[SUPPLIED ENTRIES — start]
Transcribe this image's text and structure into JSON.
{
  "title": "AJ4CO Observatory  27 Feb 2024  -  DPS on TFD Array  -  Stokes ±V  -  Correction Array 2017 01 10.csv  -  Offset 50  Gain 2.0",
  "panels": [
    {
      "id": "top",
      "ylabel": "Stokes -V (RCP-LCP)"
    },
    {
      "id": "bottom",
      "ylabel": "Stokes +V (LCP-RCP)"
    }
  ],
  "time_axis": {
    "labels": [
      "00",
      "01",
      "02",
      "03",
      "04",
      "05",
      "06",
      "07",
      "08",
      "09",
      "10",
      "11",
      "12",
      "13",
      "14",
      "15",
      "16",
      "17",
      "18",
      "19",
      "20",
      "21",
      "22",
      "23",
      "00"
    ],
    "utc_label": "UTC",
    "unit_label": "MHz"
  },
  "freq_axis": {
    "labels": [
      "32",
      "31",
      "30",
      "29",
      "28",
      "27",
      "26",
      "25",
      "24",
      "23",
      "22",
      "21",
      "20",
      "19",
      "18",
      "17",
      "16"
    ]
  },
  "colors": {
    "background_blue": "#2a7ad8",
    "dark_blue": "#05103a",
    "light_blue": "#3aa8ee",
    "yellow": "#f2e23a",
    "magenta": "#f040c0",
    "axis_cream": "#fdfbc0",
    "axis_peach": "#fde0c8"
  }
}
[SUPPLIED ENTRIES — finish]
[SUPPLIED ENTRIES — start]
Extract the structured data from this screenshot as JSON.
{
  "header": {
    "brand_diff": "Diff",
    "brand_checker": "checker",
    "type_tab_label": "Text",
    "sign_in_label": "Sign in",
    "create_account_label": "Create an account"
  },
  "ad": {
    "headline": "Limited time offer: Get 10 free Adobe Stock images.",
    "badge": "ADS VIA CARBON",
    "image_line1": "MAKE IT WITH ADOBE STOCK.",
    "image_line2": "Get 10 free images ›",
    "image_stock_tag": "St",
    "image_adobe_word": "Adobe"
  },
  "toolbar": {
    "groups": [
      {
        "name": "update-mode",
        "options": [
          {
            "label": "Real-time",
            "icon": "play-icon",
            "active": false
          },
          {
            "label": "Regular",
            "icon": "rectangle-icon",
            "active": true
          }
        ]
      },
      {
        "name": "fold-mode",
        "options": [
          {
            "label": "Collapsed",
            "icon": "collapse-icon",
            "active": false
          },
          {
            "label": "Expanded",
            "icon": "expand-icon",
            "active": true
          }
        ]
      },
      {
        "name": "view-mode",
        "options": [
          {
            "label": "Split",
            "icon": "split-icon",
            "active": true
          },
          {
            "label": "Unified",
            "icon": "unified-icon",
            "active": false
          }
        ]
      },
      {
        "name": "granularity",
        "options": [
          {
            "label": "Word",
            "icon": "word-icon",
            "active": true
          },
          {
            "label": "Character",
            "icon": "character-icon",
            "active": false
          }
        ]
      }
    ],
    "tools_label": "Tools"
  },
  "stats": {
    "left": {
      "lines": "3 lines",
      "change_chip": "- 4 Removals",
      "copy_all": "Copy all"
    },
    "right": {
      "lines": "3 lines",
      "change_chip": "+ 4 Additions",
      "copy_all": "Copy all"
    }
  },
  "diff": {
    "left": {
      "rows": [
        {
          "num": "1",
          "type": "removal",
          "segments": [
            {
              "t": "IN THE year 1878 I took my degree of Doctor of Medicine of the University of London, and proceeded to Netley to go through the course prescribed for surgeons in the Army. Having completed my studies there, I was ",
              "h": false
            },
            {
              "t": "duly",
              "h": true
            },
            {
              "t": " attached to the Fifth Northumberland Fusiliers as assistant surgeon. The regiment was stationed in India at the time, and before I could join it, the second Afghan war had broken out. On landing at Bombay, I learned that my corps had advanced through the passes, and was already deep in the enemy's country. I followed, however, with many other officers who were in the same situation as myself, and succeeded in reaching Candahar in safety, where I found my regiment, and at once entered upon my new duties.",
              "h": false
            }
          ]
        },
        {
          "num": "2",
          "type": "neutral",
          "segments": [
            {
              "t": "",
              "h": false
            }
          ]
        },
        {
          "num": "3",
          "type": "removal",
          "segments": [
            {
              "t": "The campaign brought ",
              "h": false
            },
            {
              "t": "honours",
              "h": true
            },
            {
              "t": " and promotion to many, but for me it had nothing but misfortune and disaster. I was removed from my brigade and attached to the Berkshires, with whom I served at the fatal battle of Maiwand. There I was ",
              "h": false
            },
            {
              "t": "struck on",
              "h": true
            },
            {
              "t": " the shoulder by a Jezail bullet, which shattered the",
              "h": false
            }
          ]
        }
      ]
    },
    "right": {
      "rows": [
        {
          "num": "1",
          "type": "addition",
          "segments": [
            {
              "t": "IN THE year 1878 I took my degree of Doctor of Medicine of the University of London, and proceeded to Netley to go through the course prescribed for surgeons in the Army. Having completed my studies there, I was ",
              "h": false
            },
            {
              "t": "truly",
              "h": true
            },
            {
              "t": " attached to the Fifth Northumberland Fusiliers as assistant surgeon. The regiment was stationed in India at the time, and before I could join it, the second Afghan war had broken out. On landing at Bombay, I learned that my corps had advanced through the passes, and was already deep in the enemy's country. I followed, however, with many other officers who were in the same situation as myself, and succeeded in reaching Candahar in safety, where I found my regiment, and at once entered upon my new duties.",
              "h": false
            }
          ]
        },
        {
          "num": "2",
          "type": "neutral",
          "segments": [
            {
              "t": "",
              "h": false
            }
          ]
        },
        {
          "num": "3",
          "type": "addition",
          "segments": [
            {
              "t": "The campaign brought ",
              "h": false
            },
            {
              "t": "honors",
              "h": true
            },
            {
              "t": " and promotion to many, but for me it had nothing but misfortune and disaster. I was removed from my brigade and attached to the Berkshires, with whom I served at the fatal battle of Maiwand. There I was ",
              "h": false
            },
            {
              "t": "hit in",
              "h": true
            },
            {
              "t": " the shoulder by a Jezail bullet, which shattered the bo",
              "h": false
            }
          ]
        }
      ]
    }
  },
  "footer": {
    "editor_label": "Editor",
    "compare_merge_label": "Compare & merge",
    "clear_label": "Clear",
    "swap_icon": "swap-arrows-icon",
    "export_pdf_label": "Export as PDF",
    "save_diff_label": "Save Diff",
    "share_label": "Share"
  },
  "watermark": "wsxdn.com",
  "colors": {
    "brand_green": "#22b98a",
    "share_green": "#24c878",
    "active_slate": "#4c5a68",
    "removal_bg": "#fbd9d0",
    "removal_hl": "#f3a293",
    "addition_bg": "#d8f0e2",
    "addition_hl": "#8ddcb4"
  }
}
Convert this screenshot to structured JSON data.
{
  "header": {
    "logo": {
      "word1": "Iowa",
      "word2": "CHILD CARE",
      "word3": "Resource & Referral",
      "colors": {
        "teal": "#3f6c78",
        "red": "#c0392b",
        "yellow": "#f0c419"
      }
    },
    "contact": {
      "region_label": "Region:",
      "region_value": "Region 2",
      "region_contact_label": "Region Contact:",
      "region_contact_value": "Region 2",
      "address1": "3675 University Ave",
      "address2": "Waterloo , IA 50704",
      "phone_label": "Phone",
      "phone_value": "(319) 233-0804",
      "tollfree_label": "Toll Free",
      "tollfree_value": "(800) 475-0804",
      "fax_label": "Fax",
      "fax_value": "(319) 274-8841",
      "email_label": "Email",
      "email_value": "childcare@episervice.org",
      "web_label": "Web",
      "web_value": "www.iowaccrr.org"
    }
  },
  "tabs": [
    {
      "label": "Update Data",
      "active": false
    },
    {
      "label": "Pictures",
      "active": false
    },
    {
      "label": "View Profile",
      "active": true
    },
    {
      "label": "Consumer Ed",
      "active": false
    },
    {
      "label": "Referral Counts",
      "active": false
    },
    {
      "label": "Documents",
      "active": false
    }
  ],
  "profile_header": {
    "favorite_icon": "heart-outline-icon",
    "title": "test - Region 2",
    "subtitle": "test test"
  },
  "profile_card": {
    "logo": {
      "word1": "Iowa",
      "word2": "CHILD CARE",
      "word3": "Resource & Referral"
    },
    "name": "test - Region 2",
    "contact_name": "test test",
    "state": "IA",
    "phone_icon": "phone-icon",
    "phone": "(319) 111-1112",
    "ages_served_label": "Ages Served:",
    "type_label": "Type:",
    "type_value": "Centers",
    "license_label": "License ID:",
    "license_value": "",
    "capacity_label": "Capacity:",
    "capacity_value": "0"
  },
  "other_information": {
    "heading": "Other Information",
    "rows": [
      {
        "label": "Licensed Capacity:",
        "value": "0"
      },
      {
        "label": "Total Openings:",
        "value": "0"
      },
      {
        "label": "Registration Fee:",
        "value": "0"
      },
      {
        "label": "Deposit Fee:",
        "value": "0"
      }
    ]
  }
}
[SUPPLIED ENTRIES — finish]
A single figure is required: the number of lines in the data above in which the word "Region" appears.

SOLVED PROBLEM
6